The former CEO recently wrote a column arguing the fight against performance-enhancing drugs in sports should be ceded because, in his view, anti-doping rules make very little headway against a problem that never seems to disappear. He said he wasn’t surprised when he heard about Sunday’s onslaught of failed tests and didn’t put much credence into the excuses and apologies from those who came up positive.
“Over the course of time, culture has bred certain defenses,” Logan said. “The reality is, people are using substances to reengineer their bodies or heal better. That’s reality.”
While Gay’s case gets sorted out on U.S. turf, the positives recorded by Powell and Simpson are part of a bigger doping crisis hitting Jamaica, the home of Bolt and the country that has won 28 medals over the last three Olympics.
In Sunday’s editions, The Gleaner newspaper of Jamaica reported that five athletes had tested positive. Paul Doyle, the agent who represents Powell and Simpson, confirmed to the AP that his sprinters were among them. Shortly after Doyle’s confirmation, Powell and Simpson each released statements acknowledging the positive tests.
The news stirred up angst on the island, where success on the track is a point of pride but the rigor of the country’s anti-doping program is always under scrutiny.
“This does not auger well for track and field globally,” said Rashalee Mitchell, a 29-year-old assistant social sciences lecturer at Jamaica’s campus of the University of the West Indies. “It is fast serving to taint … our proud and long-standing reputation of producing strong, excellent, raw, homegrown talent that has excelled on the world stage without any drug-related enhancement.”

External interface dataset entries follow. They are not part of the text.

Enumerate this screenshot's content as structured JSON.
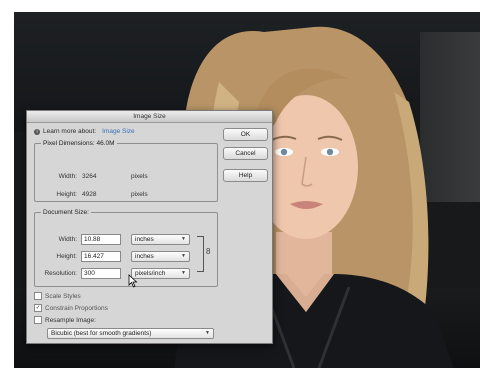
{
  "dialog": {
    "title": "Image Size",
    "learn_prefix": "Learn more about:",
    "learn_link": "Image Size",
    "buttons": {
      "ok": "OK",
      "cancel": "Cancel",
      "help": "Help"
    },
    "pixel_dimensions": {
      "legend": "Pixel Dimensions: 46.0M",
      "width_label": "Width:",
      "width_value": "3264",
      "width_unit": "pixels",
      "height_label": "Height:",
      "height_value": "4928",
      "height_unit": "pixels"
    },
    "document_size": {
      "legend": "Document Size:",
      "width_label": "Width:",
      "width_value": "10.88",
      "width_unit": "inches",
      "height_label": "Height:",
      "height_value": "16.427",
      "height_unit": "inches",
      "resolution_label": "Resolution:",
      "resolution_value": "300",
      "resolution_unit": "pixels/inch"
    },
    "options": {
      "scale_styles": "Scale Styles",
      "constrain": "Constrain Proportions",
      "resample": "Resample Image:",
      "resample_method": "Bicubic (best for smooth gradients)"
    }
  }
}
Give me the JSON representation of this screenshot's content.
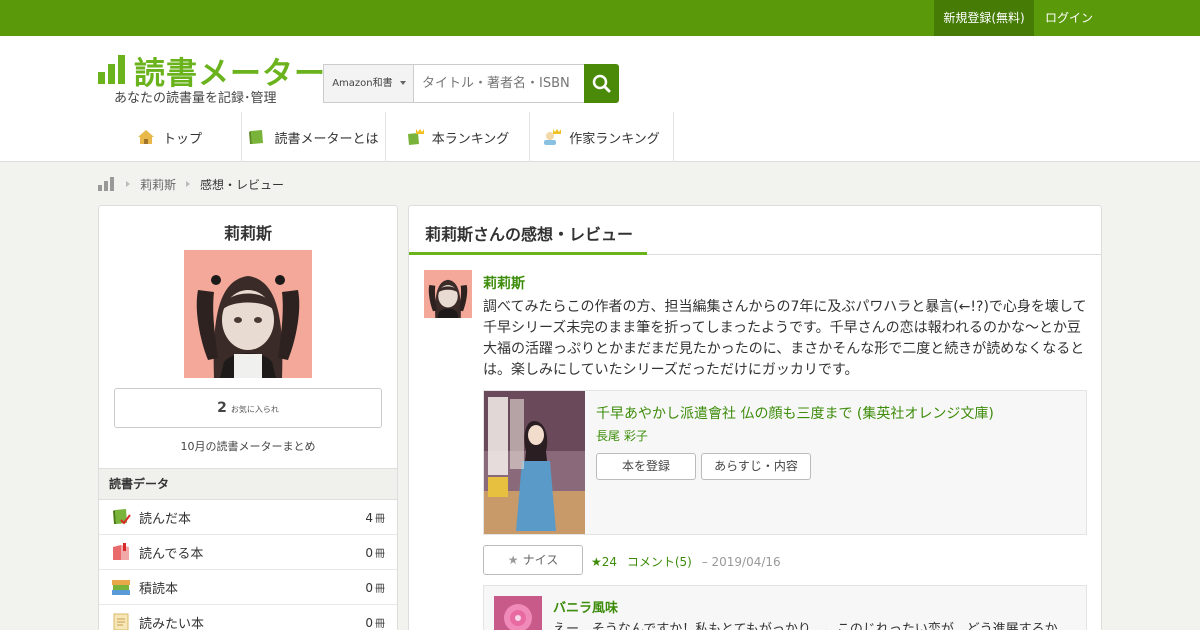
{
  "topbar": {
    "register": "新規登録(無料)",
    "login": "ログイン"
  },
  "logo": {
    "text": "読書メーター",
    "tagline": "あなたの読書量を記録･管理"
  },
  "search": {
    "category": "Amazon和書",
    "placeholder": "タイトル・著者名・ISBN"
  },
  "nav": [
    {
      "label": "トップ"
    },
    {
      "label": "読書メーターとは"
    },
    {
      "label": "本ランキング"
    },
    {
      "label": "作家ランキング"
    }
  ],
  "breadcrumb": {
    "user": "莉莉斯",
    "current": "感想・レビュー"
  },
  "profile": {
    "name": "莉莉斯",
    "favorites_count": "2",
    "favorites_label": "お気に入られ",
    "summary_link": "10月の読書メーターまとめ"
  },
  "reading_data": {
    "heading": "読書データ",
    "unit": "冊",
    "rows": [
      {
        "label": "読んだ本",
        "count": "4"
      },
      {
        "label": "読んでる本",
        "count": "0"
      },
      {
        "label": "積読本",
        "count": "0"
      },
      {
        "label": "読みたい本",
        "count": "0"
      }
    ]
  },
  "main": {
    "title": "莉莉斯さんの感想・レビュー",
    "review": {
      "user": "莉莉斯",
      "text": "調べてみたらこの作者の方、担当編集さんからの7年に及ぶパワハラと暴言(←!?)で心身を壊して千早シリーズ未完のまま筆を折ってしまったようです。千早さんの恋は報われるのかな〜とか豆大福の活躍っぷりとかまだまだ見たかったのに、まさかそんな形で二度と続きが読めなくなるとは。楽しみにしていたシリーズだっただけにガッカリです。",
      "book_title": "千早あやかし派遣會社 仏の顔も三度まで (集英社オレンジ文庫)",
      "book_author": "長尾 彩子",
      "register_button": "本を登録",
      "summary_button": "あらすじ・内容",
      "nice_button": "ナイス",
      "nice_count": "★24",
      "comment_link": "コメント(5)",
      "date": "2019/04/16"
    },
    "comment": {
      "user": "バニラ風味",
      "text": "えー、そうなんですか！私もとてもがっかり…。このじれったい恋が、どう進展するか"
    }
  },
  "colors": {
    "brand": "#5a9a0a",
    "link": "#3d8c0a"
  }
}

The news came a month after another Jamaican Olympic gold medalist, Veronica Campbell-Brown, tested positive for a banned diuretic.
Campbell-Brown is being suspended while a disciplinary panel reviews her case. Track’s governing body said the case appeared to involve a “lesser” offense, which could mean a reduced sentence for the 200-meter champion at the 2004 and 2008 Olympics.
Shortly after news of Campbell-Brown’s positives, her agent, Claude Bryan, said his client is not a cheat and she does not accept “guilt of willfully taking a banned substance.”
The known banned substances in these cases, a diuretic and a stimulant, don’t resemble the steroids and designer drugs that took down some of the world’s top athletes – Marion Jones, Tim Montgomery, Ben Johnson, to name a few – over the past years and decades. But many of the denials and claims of extenuating circumstances in the current cases carry a whiff of familiarity.
And once again, track is in the news for the wrong reasons, falling short of promises the sport’s leaders make about cleaning things up every time the next cycle of doping stories hit.
“This result has left me completely devastated in many respects,” said Powell, who didn’t qualify for individual spots at worlds but could still make Jamaica’s relay team if his positive test doesn’t net a suspension. “I am reeling from this genuinely surprising result. I am confident, however, that I will come out stronger and wiser and better prepared to deal with the many twists and turns of being a professional athlete.”